Your task: Count the lines containing "name" in the entries underneath, and state that count without anything else.

━━━━

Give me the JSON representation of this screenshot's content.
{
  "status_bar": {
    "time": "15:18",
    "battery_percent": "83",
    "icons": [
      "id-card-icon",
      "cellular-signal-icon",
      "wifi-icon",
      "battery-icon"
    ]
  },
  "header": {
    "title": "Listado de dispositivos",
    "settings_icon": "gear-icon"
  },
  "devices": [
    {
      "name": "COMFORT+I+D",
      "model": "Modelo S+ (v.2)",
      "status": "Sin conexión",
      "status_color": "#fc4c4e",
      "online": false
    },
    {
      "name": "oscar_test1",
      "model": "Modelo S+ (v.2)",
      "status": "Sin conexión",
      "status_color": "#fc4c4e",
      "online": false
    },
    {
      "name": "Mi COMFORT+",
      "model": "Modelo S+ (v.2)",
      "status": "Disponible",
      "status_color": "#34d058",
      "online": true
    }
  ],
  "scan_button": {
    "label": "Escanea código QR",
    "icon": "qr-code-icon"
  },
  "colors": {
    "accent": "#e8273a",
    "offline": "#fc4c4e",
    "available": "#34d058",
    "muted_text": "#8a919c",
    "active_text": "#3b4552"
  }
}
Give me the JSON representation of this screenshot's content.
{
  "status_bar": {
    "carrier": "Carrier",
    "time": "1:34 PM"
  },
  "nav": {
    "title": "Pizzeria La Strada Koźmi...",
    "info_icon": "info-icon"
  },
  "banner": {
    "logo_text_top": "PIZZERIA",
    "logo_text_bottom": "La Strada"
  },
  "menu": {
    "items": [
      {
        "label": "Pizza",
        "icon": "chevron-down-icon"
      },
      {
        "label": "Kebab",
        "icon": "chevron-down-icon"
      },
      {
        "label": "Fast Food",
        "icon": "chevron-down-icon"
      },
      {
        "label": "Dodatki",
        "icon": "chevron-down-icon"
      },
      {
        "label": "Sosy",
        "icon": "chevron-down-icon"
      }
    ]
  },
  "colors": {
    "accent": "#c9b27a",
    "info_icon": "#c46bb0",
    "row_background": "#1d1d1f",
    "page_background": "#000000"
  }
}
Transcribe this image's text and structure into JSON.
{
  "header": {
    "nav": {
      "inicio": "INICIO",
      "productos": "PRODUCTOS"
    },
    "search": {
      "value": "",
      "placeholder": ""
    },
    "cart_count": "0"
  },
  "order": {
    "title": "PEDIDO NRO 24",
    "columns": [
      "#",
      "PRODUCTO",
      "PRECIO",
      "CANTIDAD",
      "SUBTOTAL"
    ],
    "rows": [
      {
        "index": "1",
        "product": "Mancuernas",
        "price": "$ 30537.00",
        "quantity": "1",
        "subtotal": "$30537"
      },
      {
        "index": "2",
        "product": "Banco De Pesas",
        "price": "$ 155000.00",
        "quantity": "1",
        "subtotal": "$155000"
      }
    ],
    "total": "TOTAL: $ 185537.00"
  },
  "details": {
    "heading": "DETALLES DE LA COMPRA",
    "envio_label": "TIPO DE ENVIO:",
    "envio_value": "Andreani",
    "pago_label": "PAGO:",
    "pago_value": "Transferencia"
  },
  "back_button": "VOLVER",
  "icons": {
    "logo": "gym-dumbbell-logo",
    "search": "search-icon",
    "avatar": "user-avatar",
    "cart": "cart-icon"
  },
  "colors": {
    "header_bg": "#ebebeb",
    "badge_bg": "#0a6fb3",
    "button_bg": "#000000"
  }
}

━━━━

Task solution: 3